West wants to destroy Russia – former president
The West has launched an aggressive “geopolitical process” aimed at destroying Russia, former President Dmitry Medvedev claimed in an interview with TASS published on Monday.
Asked if the hostilities between Russia and Georgia in 2008 and the current conflict in Ukraine are “links in the same chain,” Medvedev said they are without a doubt part of the same scheme orchestrated by the West.
“This is a single process and a common plan directed against Russia. It consists of the desire of the West, primarily the United States and other Anglo-Saxon countries, to rock the situation in our country. How? Through neighbors in close proximity to the borders of Russia,” Medvedev, the deputy head of the National Security Council, and president of Russia from 2008 to 2012, explained.

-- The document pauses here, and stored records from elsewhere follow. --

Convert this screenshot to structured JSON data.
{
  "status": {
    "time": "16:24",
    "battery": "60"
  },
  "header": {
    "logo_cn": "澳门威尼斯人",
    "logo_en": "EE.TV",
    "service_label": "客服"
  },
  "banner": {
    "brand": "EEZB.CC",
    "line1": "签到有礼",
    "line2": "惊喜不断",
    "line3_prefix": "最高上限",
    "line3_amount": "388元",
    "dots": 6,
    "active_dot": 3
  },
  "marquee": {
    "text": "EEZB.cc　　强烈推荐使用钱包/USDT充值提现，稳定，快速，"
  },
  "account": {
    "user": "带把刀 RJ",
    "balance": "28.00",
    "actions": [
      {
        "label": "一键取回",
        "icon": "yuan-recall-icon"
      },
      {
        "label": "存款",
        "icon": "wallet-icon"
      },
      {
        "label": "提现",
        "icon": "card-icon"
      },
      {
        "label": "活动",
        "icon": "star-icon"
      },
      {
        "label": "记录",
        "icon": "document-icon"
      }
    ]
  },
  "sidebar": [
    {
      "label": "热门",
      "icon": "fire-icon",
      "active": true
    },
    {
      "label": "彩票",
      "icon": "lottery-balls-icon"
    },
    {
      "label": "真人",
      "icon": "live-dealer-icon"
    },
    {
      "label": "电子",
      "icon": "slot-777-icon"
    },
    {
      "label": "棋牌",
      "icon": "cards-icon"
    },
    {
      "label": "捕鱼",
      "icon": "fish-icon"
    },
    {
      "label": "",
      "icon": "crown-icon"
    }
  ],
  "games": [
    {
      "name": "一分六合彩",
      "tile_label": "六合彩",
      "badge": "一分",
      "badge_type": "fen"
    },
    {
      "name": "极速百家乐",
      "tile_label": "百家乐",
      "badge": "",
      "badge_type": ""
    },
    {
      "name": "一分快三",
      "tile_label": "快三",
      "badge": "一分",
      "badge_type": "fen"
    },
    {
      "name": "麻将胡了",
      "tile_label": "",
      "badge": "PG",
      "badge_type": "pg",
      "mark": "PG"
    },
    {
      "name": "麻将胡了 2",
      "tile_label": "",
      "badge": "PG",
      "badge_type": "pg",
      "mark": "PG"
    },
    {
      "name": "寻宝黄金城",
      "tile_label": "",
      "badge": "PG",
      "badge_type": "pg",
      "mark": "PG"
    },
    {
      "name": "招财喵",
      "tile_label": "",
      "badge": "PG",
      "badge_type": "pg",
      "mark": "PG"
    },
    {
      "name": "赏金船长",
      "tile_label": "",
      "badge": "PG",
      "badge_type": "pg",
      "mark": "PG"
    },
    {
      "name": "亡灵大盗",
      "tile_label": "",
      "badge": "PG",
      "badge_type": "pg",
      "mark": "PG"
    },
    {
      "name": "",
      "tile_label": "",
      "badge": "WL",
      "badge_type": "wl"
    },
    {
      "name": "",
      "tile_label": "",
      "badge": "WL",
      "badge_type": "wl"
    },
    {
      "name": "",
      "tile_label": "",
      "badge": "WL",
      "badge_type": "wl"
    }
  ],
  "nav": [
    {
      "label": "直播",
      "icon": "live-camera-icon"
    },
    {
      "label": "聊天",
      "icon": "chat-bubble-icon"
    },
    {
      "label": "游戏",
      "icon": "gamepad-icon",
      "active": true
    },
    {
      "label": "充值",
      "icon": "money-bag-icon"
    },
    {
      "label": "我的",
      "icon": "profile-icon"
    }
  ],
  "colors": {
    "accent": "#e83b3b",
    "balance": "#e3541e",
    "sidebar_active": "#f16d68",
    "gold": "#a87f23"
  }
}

He noted that before the conflict with Georgia began in 2008, when Tbilisi’s forces began shelling the disputed region of South Ossetia and killed a number of Russian peacekeepers and civilians, the US was “cynically engaged” in the training, funding, and arming of the Georgian Army, and Washington was actively encouraging then-Georgian President Mikhail Saakashvili to launch an attack against the civilian population in the area.
The same “provocative and, let’s face it, criminal policy of the US” is currently being aggressively pursued in Ukraine, Medvedev said, adding that this time, the process is receiving more active support from the EU, which he says has “finally lost its independence.”
“But the end goal remains the same,” he claimed, “to destroy Russia,” arguing that this goal is the root cause of the “extremely aggressive, Russophobic geopolitical process initiated by the West.”
The former president went on to say that despite NATO’s attempts to expand along Russia’s borders, which has become “a global problem that makes all reasonable people sick,” the US-led bloc has no intention of allowing either Ukraine or Georgia to become members.
“They understand that anything they undertake in beleaguered countries such as Ukraine or Georgia, which are in territorial disputes with Russia, will be more expensive for themselves. The costs will be enormous,” Medvedev noted, adding that neither Kiev nor Tbilisi will ever become members of NATO or the EU, and that “even the unshaven guy in a green T-shirt from Kiev” understands this.
Russia sent troops into Ukraine on February 24, citing Kiev’s failure to implement the Minsk agreements, designed to give the regions of Donetsk and Lugansk special status within the Ukrainian state. The protocols, brokered by Germany and France, were first signed in 2014. Former Ukrainian President Pyotr Poroshenko has since admitted that Kiev’s main goal was to use the ceasefire to buy time and “create powerful armed forces.”
In February 2022, the Kremlin recognized the Donbass republics as independent states and demanded that Ukraine officially declare itself a neutral country that will never join any Western military bloc. Kiev insists the Russian offensive was completely unprovoked.